April 8, 2021
- Progress continues on containment of the COVID-19 pandemic. The number of new cases in the United States has declined rapidly since January peaks and remains low, recently averaging 68,000 people over 14 days. Rates for hospitalizations and deaths due to the virus have also declined. Coupled with an acceleration in the vaccine rollouts and number of administered doses averaging 3 million per day over the past seven days, prospects for immunizing the majority of the population by the end of the year have improved significantly.
- Real GDP growth is off to a strong start in 2021 with continued support from accommodative fiscal and monetary policy. Consumer spending in particular, supported by the latest rounds of fiscal relief, is becoming more brisk. Overall, we expect a very strong second quarter of 2021, and for year-on-year GDP growth to reach 6.6% this year. We project real GDP to gradually return to its pre-pandemic trend over 2022 and 2023.
- The U.S. economy added a higher-than-anticipated 916,000 jobs in March, further supporting a positive outlook for the year. Job growth was widespread, led by 280,000 new workers in leisure and hospitality, as large parts of the United States somewhat relaxed virus-containment measures and limits on in-person business activities. The unemployment rate fell from 6.2% to 6% in March and is expected to continue declining gradually over the next few years.
- Inflation has rebounded somewhat from the low reached in April 2020, but still remains below its pre-pandemic levels. Headline personal consumption expenditures (PCE) inflation rose in February, to 1.6% on a 12-month basis. By contrast, core PCE inflation fell slightly, registering 1.4% on a 12-month basis. We expect inflation to remain below the 2% goal into 2023 after a transitory rise in 2021 due to a roll-off of the pandemic shock’s initial downward effect on prices.
- Chair Powell, during public remarks following the March 2021 meeting of the Federal Open Market Committee, reiterated the stance of monetary policy would remain accommodative until conditions in the labor market are consistent with the committee’s views on full employment, and inflation has run above 2% for some time. And while yields on long term assets such as 10-year Treasuries have increased notably recently, the increases likely reflect optimism over the prospects for U.S. economic growth being further supported by accommodative fiscal and monetary policy.
- Business closures and voluntary consumer behavioral changes made in response to the spread of the virus hit sectors and occupations employing lower-skilled workers and minorities the hardest. Employment in low-wage jobs, with earnings less than $15 an hour, remains 14% below pre-pandemic levels. This contrasts with high-wage jobs, with earnings more than $40 an hour, where employment has grown 9% over the course of the pandemic.
- The onset of the pandemic and massive disruption to economic activity affected women to a greater extent than men. Following sharp declines in April 2020, labor force participation rates for prime-age men and women (individuals between ages 25 and 54 ) had recovered half of their earlier declines by midsummer. Since then, their participation has failed to make further gains toward pre-recession rates, with women still faring worse than men.

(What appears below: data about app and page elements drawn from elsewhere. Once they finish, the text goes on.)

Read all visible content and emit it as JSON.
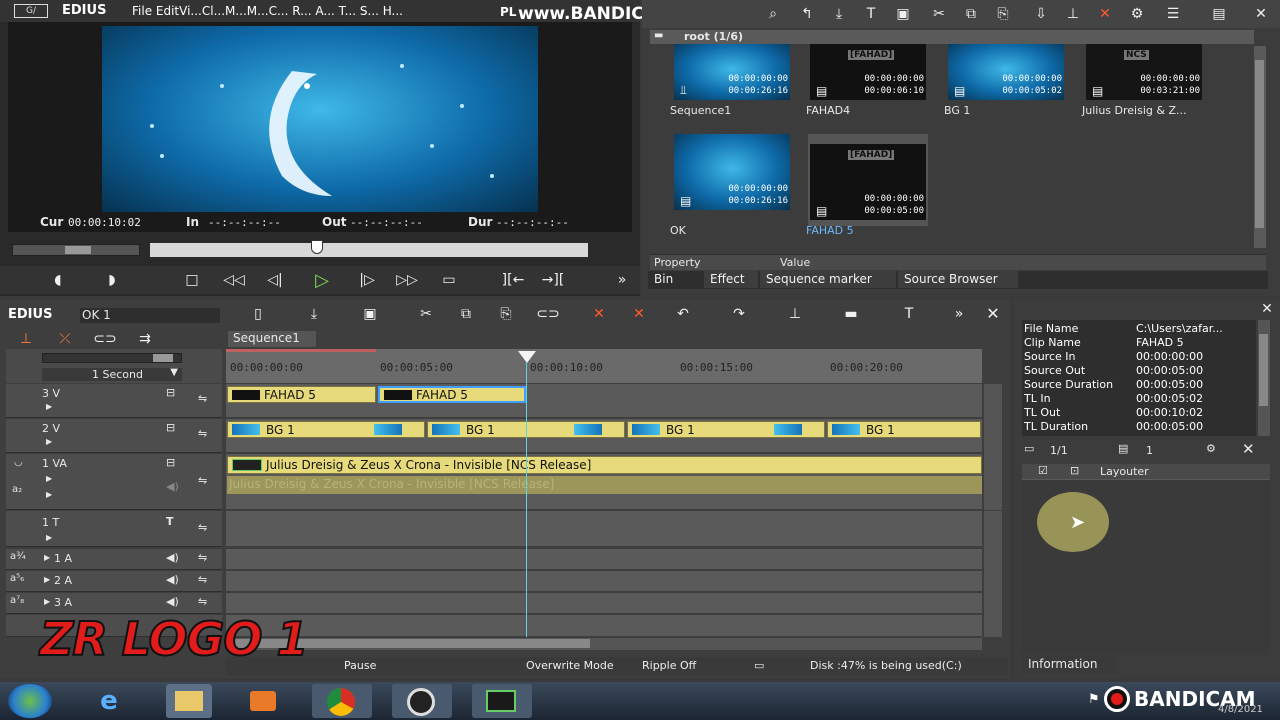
{
  "app": {
    "title": "EDIUS",
    "menu": "File EditVi...Cl...M...M...C... R... A... T... S... H...",
    "recorder_watermark": "www.BANDICAM.com",
    "pl_label": "PL"
  },
  "preview": {
    "cur_label": "Cur",
    "cur_value": "00:00:10:02",
    "in_label": "In",
    "in_value": "--:--:--:--",
    "out_label": "Out",
    "out_value": "--:--:--:--",
    "dur_label": "Dur",
    "dur_value": "--:--:--:--"
  },
  "bin": {
    "folder": "root (1/6)",
    "clips": [
      {
        "name": "Sequence1",
        "duration": "00:00:26:16",
        "start": "00:00:00:00"
      },
      {
        "name": "FAHAD4",
        "duration": "00:00:06:10",
        "start": "00:00:00:00",
        "label": "[FAHAD]"
      },
      {
        "name": "BG 1",
        "duration": "00:00:05:02",
        "start": "00:00:00:00"
      },
      {
        "name": "Julius Dreisig & Z...",
        "duration": "00:03:21:00",
        "start": "00:00:00:00",
        "label": "NCS"
      },
      {
        "name": "OK",
        "duration": "00:00:26:16",
        "start": "00:00:00:00"
      },
      {
        "name": "FAHAD 5",
        "duration": "00:00:05:00",
        "start": "00:00:00:00",
        "label": "[FAHAD]"
      }
    ],
    "property_header": "Property",
    "value_header": "Value",
    "tabs": [
      "Bin",
      "Effect",
      "Sequence marker",
      "Source Browser"
    ]
  },
  "timeline": {
    "title": "EDIUS",
    "project": "OK 1",
    "sequence_tab": "Sequence1",
    "scale": "1 Second",
    "ruler": [
      "00:00:00:00",
      "00:00:05:00",
      "00:00:10:00",
      "00:00:15:00",
      "00:00:20:00"
    ],
    "tracks": [
      {
        "name": "3 V"
      },
      {
        "name": "2 V"
      },
      {
        "name": "1 VA"
      },
      {
        "name": "1 T"
      },
      {
        "name": "1 A"
      },
      {
        "name": "2 A"
      },
      {
        "name": "3 A"
      }
    ],
    "clips_3v": [
      "FAHAD 5",
      "FAHAD 5"
    ],
    "clips_2v": [
      "BG 1",
      "BG 1",
      "BG 1",
      "BG 1"
    ],
    "clip_1va": "Julius Dreisig & Zeus X Crona - Invisible [NCS Release]",
    "clip_1va_audio": "Julius Dreisig & Zeus X Crona - Invisible [NCS Release]",
    "logo_overlay": "ZR LOGO 1"
  },
  "info": {
    "rows": [
      {
        "k": "File Name",
        "v": "C:\\Users\\zafar..."
      },
      {
        "k": "Clip Name",
        "v": "FAHAD 5"
      },
      {
        "k": "Source In",
        "v": "00:00:00:00"
      },
      {
        "k": "Source Out",
        "v": "00:00:05:00"
      },
      {
        "k": "Source Duration",
        "v": "00:00:05:00"
      },
      {
        "k": "TL In",
        "v": "00:00:05:02"
      },
      {
        "k": "TL Out",
        "v": "00:00:10:02"
      },
      {
        "k": "TL Duration",
        "v": "00:00:05:00"
      }
    ],
    "filter_count": "1/1",
    "filter_count2": "1",
    "filter_item": "Layouter",
    "tab": "Information"
  },
  "status": {
    "state": "Pause",
    "mode": "Overwrite Mode",
    "ripple": "Ripple Off",
    "disk": "Disk :47% is being used(C:)"
  },
  "taskbar": {
    "bandicam": "BANDICAM",
    "date": "4/8/2021"
  },
  "colors": {
    "accent_play": "#7ed957",
    "clip_yellow": "#e6da7a",
    "playhead": "#5fd3e0",
    "logo_red": "#e21b1b"
  }
}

- These gender differences are driven by the differential impacts of the pandemic on parents. The initial impact of the pandemic was much more pronounced on mothers’ participation in the labor market than on that of fathers. And while mothers’ participation partially recovered during the summer, it reversed course with the start of the new school year, falling back to April 2020 lows. This contrasts with the participation patterns of women and men without children: nonparents experienced similar declines at the onset of the pandemic, and their participation was slightly below pre-pandemic rates in December, alongside fathers.
- The disparate gender and parental labor market impacts of the pandemic are amplified across the household income distribution. Mothers in the lowest income group, households with annual income below $50,000 per year, exited the labor force at a rate four times that of mothers in the highest household income group with incomes above $100,000 per year. Specifically, participation for mothers in low-income households declined nearly 9%, while mothers in high-income households fell a little under 2% below their pre-pandemic participation rate.

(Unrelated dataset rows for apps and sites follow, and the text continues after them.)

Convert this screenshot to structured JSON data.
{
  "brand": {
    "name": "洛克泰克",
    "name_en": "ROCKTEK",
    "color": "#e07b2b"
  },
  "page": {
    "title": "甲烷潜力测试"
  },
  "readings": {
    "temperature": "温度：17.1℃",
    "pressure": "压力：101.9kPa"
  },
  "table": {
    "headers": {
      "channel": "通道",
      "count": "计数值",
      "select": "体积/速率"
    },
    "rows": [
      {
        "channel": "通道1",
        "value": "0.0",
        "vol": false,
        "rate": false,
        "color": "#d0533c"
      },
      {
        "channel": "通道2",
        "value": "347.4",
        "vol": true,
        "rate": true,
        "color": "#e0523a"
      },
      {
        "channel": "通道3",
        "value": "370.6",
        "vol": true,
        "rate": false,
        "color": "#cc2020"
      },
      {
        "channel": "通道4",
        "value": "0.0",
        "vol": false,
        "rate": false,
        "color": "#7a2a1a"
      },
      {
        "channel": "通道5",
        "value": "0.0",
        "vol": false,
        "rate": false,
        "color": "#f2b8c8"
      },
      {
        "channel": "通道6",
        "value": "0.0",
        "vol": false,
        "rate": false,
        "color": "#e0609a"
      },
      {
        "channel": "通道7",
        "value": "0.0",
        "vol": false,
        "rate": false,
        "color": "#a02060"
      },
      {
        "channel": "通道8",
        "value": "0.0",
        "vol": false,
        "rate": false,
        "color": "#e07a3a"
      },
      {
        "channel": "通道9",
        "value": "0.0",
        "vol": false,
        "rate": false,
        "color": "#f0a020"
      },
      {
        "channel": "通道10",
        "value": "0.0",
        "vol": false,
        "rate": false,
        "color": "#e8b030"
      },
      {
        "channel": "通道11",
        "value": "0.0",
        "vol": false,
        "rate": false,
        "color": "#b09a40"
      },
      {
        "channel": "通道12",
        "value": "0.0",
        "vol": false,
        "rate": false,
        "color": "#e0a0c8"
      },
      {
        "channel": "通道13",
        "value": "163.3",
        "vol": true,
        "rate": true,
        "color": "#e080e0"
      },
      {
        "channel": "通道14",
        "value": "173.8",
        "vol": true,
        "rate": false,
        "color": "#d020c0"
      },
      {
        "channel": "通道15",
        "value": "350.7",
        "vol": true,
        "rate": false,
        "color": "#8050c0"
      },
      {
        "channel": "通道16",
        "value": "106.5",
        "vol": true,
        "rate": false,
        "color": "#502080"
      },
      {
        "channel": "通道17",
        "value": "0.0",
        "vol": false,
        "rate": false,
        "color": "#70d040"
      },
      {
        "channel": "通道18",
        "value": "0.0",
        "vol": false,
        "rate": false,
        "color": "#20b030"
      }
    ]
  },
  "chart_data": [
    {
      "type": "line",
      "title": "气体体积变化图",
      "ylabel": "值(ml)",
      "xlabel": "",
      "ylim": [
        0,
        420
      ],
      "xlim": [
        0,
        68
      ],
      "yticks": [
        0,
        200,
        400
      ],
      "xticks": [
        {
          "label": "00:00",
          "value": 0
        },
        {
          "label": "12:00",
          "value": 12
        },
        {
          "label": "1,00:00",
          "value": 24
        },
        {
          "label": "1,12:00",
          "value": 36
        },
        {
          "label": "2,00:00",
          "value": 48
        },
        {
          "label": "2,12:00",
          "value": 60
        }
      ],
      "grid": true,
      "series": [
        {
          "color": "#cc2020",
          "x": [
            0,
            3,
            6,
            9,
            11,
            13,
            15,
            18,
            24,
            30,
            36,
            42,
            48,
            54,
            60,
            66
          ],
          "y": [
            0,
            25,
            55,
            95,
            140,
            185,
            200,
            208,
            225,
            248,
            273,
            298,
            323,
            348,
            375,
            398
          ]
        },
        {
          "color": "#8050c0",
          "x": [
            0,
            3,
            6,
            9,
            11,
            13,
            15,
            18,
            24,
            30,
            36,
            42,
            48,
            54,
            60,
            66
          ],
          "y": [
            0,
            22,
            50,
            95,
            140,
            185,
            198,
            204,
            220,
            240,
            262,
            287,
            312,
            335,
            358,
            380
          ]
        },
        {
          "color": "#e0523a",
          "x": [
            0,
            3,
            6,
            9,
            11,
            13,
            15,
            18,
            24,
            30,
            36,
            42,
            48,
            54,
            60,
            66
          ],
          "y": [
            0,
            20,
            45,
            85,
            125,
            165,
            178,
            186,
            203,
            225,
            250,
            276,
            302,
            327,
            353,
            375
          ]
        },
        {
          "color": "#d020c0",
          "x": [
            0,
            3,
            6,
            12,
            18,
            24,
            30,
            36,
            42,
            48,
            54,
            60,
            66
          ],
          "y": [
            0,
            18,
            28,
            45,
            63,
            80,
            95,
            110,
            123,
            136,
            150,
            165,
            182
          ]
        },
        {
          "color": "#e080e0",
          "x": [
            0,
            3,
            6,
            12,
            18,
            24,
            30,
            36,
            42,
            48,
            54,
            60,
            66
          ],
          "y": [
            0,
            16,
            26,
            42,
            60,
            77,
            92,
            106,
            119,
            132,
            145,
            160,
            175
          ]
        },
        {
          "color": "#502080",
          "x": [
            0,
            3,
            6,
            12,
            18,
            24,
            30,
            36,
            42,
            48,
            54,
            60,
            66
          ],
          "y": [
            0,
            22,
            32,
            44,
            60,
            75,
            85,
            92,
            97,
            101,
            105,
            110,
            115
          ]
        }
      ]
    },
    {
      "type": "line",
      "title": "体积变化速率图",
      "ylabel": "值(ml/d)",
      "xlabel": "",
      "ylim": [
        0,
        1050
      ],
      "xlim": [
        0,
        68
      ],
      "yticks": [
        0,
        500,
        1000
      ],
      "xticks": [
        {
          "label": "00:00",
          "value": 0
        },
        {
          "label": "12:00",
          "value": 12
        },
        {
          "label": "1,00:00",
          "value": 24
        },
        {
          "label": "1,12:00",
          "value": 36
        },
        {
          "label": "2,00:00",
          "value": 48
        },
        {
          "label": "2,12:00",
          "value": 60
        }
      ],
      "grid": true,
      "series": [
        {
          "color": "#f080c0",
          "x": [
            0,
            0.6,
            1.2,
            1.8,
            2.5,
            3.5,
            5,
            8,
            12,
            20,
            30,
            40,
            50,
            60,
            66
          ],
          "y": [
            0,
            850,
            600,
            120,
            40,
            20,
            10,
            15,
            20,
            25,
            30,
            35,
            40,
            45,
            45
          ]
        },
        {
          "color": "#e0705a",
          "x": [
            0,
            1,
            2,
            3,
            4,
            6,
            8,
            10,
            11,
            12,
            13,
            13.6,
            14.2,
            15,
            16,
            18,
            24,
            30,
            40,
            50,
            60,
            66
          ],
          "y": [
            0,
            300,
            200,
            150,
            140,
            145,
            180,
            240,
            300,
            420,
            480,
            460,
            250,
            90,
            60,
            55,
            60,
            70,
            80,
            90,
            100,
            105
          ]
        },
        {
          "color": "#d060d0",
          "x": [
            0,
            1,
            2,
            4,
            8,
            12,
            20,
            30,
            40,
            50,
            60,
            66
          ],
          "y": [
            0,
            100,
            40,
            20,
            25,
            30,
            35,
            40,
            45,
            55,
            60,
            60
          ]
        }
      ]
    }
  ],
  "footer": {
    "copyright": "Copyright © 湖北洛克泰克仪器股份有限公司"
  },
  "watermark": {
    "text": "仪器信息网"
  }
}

- Racial and ethnic minorities typically fare worse in more severe recessions and the pandemic recession is no exception. The initial sharp decline in participation was more pronounced among Black and Hispanic mothers: participation between February and April 2020 fell twice as much for Black and Hispanic mothers, relative to white mothers. In addition, a robust recovery for Black and Hispanic mothers during the summer months was all but undone with the start of the school year.
The views expressed are those of the author, with input from the forecasting staff of the Federal Reserve Bank of San Francisco. They are not intended to represent the views of others within the Bank or within the Federal Reserve System. FedViews appears eight times a year, generally around the middle of the month. Please send editorial comments to Research Library.